[DATA FOR PROCESSING — start]

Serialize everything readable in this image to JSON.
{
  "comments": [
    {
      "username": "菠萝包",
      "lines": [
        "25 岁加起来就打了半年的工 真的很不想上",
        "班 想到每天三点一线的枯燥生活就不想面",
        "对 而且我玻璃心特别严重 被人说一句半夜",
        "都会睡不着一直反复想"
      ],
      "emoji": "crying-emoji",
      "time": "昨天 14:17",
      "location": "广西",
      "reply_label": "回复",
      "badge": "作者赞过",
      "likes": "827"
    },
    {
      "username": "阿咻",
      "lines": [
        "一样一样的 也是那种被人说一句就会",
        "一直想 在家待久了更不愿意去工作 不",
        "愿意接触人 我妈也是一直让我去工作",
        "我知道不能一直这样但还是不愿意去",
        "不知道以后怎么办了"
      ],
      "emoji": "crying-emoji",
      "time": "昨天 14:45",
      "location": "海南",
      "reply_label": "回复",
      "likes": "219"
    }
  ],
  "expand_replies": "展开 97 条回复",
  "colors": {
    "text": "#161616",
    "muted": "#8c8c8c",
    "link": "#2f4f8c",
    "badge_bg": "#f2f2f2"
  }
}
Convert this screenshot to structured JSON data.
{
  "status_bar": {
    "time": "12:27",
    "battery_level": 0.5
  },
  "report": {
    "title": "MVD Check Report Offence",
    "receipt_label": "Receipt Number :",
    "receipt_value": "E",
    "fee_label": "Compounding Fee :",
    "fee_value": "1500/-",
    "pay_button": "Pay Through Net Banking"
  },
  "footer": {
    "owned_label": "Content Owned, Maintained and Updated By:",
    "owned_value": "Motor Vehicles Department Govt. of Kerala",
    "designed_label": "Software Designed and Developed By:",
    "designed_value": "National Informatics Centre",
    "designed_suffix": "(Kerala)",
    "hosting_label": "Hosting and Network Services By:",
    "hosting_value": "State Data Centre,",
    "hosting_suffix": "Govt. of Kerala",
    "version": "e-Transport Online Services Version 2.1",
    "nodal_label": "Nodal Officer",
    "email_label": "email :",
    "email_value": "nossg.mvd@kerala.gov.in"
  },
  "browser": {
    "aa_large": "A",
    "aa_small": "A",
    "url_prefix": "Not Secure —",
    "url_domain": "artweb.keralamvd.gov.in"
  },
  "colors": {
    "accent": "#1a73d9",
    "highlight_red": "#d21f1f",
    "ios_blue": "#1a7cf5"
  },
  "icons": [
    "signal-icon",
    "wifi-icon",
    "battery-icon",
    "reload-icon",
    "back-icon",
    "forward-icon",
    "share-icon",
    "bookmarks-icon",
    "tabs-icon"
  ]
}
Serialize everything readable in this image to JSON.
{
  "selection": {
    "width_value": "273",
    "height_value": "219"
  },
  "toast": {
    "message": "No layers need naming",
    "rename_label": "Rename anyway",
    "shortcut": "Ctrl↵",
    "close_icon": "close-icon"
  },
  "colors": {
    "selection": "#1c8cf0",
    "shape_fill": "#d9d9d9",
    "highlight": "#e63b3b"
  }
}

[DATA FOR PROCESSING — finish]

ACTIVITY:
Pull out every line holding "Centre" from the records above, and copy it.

TASK OUTPUT:
    "designed_value": "National Informatics Centre",
    "hosting_value": "State Data Centre,",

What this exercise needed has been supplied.